- Task directions -
Could you please retype the records exactly, minus their pictures?

- Supplied data -
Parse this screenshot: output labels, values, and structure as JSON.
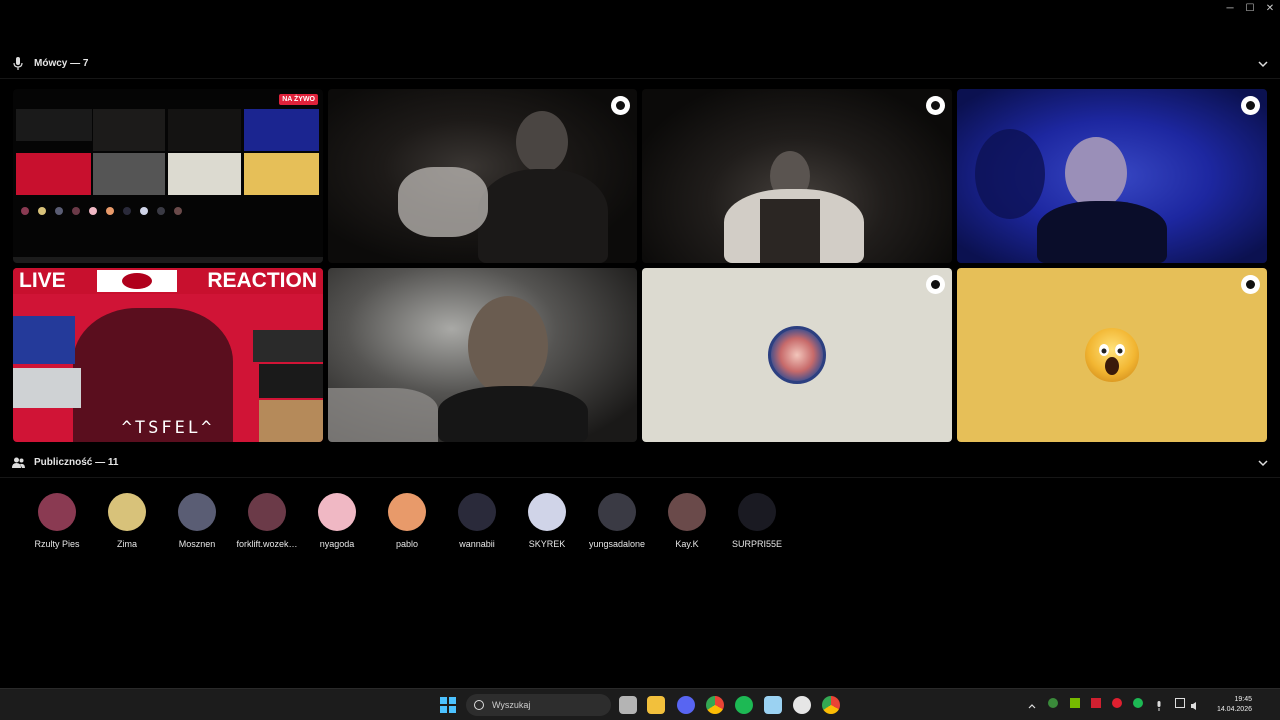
{
  "window": {
    "minimize": "─",
    "maximize": "☐",
    "close": "✕"
  },
  "speakers": {
    "title": "Mówcy — 7",
    "icon": "microphone-icon",
    "live_badge": "NA ŻYWO"
  },
  "stream_overlay": {
    "left": "LIVE",
    "right": "REACTION",
    "footer": "^TSFEL^"
  },
  "audience": {
    "title": "Publiczność — 11",
    "icon": "people-icon",
    "members": [
      {
        "name": "Rzulty Pies",
        "color": "#8a3a52"
      },
      {
        "name": "Zima",
        "color": "#d8c27a"
      },
      {
        "name": "Mosznen",
        "color": "#5a5d74"
      },
      {
        "name": "forklift.wozek…",
        "color": "#6b3a48"
      },
      {
        "name": "nyagoda",
        "color": "#f0b8c4"
      },
      {
        "name": "pablo",
        "color": "#e89a6a"
      },
      {
        "name": "wannabii",
        "color": "#2a2a3a"
      },
      {
        "name": "SKYREK",
        "color": "#d0d4e8"
      },
      {
        "name": "yungsadalone",
        "color": "#3a3a44"
      },
      {
        "name": "Kay.K",
        "color": "#6a4a4a"
      },
      {
        "name": "SURPRI55E",
        "color": "#1a1a22"
      }
    ]
  },
  "taskbar": {
    "search_placeholder": "Wyszukaj",
    "time": "19:45",
    "date": "14.04.2026"
  },
  "colors": {
    "accent": "#4cc2ff",
    "live": "#e0223b",
    "tile_beige": "#dcdad0",
    "tile_yellow": "#e6bf58"
  }
}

- Result of the exercise -
Parse this screenshot: output labels, values, and structure as JSON.
{
  "window": {
    "minimize": "─",
    "maximize": "☐",
    "close": "✕"
  },
  "speakers": {
    "title": "Mówcy — 7",
    "icon": "microphone-icon",
    "live_badge": "NA ŻYWO"
  },
  "stream_overlay": {
    "left": "LIVE",
    "right": "REACTION",
    "footer": "^TSFEL^"
  },
  "audience": {
    "title": "Publiczność — 11",
    "icon": "people-icon",
    "members": [
      {
        "name": "Rzulty Pies",
        "color": "#8a3a52"
      },
      {
        "name": "Zima",
        "color": "#d8c27a"
      },
      {
        "name": "Mosznen",
        "color": "#5a5d74"
      },
      {
        "name": "forklift.wozek…",
        "color": "#6b3a48"
      },
      {
        "name": "nyagoda",
        "color": "#f0b8c4"
      },
      {
        "name": "pablo",
        "color": "#e89a6a"
      },
      {
        "name": "wannabii",
        "color": "#2a2a3a"
      },
      {
        "name": "SKYREK",
        "color": "#d0d4e8"
      },
      {
        "name": "yungsadalone",
        "color": "#3a3a44"
      },
      {
        "name": "Kay.K",
        "color": "#6a4a4a"
      },
      {
        "name": "SURPRI55E",
        "color": "#1a1a22"
      }
    ]
  },
  "taskbar": {
    "search_placeholder": "Wyszukaj",
    "time": "19:45",
    "date": "14.04.2026"
  },
  "colors": {
    "accent": "#4cc2ff",
    "live": "#e0223b",
    "tile_beige": "#dcdad0",
    "tile_yellow": "#e6bf58"
  }
}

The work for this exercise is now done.